This week's book giveaway is in the OO, Patterns, UML and Refactoring forum. We're giving away four copies of Refactoring for Software Design Smells: Managing Technical Debt and have Girish Suryanarayana, Ganesh Samarthyam & Tushar Sharma on-line! See this thread for details.
I have a database design problem. I do not know whether to create two or three tables. the problem is: A terminal has one or zero placements a placement is located in a single location but a location has many placements for example Terminal A (with serial number, manufacturer number etc..) is placed on first floor (placememt) located at loaction X(venue (ex:submay),street,province, city etc.) Terminal B (with serial number, manufacturer number etc..) is placed on second floor (placememt) located at loaction X(venue (ex:submay),street,province, city etc.) Do I have to make a seperate table for terminal, placement,location or put the placement into terminal table, or put the placement into location table as placementt is only a single column.
My team leader has told me to put the placement in location table. But if i do in his way, when I want to edit a location I have to run through all the rows that matches the location which I have to access the table using other columns instead of the primary key (as I use hibernate).Which way is it better to design the database
Sounds like 3 tables to me, and also that your team leader is just not that fond of normalization! If he wants to combine placement with location, what happens if you have a location with no current placements? and what happens if perhaps later another table wants to refer to a location rather than a specific placement at that location? My advice is to create three tables and quickly define a view for the join Placement:Location, and show your term leader that join quickly so that he thinks it's a table!
There is no emoticon for what I am feeling!
Joined: Oct 11, 2005

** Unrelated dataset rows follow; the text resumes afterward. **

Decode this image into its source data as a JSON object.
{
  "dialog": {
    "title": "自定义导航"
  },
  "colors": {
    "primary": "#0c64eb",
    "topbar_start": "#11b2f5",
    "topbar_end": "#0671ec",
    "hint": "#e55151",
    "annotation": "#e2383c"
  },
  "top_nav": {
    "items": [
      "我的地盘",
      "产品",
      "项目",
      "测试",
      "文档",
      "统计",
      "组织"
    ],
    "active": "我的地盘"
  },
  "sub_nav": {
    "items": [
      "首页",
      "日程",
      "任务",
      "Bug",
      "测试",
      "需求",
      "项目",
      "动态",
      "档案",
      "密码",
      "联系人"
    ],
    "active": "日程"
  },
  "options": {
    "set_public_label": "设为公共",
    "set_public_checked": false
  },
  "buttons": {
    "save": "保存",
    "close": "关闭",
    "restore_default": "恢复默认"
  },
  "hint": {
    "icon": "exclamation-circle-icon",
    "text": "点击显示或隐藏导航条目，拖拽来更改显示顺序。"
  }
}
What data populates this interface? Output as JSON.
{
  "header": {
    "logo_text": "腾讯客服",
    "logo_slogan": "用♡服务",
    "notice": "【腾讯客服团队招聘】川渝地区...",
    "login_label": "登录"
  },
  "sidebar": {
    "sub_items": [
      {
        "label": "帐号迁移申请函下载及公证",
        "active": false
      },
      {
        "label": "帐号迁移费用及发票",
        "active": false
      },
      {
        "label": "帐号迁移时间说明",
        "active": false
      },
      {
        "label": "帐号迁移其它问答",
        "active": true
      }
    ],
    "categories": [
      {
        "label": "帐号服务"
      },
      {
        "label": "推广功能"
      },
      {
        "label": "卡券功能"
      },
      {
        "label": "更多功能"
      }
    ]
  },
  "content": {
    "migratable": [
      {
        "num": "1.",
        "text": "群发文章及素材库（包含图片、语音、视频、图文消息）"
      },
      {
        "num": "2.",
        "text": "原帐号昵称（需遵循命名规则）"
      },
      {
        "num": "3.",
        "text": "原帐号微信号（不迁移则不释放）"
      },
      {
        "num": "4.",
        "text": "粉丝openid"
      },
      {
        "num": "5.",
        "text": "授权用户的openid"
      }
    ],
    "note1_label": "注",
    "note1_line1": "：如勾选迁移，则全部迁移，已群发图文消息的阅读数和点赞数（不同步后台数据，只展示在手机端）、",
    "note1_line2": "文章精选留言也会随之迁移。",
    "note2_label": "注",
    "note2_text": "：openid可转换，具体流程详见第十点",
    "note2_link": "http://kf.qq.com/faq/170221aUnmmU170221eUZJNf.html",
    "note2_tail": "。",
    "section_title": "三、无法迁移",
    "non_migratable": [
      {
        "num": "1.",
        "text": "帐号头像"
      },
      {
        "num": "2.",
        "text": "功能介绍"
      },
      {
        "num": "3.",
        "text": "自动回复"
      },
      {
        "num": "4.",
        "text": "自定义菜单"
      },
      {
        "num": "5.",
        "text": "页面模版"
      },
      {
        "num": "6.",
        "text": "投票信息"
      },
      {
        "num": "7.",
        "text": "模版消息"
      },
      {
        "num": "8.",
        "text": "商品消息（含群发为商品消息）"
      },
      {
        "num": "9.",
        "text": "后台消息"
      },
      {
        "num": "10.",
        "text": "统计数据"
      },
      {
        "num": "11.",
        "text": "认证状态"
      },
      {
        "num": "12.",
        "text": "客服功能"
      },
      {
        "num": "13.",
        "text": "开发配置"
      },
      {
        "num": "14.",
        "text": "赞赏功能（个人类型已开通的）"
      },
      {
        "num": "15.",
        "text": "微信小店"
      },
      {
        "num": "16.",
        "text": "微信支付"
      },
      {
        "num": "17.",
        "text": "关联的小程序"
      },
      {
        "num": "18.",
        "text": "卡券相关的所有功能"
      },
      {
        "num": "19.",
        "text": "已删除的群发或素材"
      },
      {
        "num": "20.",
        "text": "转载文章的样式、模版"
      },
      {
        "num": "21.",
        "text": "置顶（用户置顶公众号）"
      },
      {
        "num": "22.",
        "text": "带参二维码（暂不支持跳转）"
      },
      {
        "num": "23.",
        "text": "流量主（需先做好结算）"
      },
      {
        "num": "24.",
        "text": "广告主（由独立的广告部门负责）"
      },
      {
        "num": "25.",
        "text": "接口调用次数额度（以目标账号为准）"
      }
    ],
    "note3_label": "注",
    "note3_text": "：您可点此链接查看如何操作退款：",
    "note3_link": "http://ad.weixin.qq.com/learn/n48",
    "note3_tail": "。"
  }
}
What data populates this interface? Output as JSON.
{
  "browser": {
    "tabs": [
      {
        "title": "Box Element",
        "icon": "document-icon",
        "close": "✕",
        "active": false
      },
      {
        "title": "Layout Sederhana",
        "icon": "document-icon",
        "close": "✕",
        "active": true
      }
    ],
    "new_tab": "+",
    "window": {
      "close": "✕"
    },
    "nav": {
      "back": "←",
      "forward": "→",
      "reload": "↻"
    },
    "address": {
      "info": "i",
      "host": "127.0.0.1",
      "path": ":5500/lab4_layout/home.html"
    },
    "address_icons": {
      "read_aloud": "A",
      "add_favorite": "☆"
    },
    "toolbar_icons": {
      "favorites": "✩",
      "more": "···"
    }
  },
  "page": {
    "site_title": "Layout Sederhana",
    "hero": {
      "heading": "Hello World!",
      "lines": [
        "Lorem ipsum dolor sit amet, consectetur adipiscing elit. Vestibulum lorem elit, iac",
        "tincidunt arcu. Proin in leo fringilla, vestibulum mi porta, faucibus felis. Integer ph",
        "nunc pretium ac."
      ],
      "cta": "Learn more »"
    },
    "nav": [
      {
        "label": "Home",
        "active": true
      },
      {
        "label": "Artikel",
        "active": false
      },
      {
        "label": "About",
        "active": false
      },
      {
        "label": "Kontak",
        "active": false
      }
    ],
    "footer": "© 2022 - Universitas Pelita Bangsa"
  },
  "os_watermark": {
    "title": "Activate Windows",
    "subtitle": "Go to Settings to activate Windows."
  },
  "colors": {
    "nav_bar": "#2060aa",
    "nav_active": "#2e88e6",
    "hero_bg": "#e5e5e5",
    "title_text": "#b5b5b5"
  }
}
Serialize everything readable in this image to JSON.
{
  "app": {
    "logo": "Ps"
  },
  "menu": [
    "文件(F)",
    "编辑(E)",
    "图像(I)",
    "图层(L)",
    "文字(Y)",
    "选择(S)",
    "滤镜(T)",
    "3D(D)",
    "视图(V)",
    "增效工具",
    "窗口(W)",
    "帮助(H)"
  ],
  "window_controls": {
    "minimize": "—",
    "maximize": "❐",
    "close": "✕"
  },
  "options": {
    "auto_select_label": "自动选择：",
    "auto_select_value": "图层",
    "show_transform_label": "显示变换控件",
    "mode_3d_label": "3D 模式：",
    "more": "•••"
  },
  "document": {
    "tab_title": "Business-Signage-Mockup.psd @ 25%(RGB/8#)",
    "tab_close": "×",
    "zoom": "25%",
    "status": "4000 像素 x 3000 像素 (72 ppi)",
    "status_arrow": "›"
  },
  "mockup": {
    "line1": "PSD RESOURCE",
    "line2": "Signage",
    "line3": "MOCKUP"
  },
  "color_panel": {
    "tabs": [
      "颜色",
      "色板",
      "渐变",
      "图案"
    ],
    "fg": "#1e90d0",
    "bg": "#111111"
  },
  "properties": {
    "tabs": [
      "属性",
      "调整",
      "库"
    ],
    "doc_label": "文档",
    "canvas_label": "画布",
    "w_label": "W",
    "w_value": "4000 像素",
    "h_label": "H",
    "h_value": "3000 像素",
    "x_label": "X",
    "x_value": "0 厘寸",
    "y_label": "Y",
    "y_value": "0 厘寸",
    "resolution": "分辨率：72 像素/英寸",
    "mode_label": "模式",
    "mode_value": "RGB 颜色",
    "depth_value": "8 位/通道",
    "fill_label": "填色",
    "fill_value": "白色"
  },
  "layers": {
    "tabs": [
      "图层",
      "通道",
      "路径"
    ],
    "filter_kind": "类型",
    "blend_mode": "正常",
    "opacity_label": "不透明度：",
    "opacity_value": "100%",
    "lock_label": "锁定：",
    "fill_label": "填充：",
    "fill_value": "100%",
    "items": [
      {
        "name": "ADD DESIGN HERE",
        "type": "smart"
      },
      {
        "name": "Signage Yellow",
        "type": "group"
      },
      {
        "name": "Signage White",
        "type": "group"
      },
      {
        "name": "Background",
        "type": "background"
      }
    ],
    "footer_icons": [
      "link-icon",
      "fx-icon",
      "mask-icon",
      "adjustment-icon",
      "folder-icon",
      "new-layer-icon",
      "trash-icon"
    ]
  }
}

Thanks Jeff. I mentioned the problem before you told me. He says that adding one more table (only with one column)is more costly than redundant data. Somehow with the help of other team leaders (as the table may require additional fields in the future)I convinced him.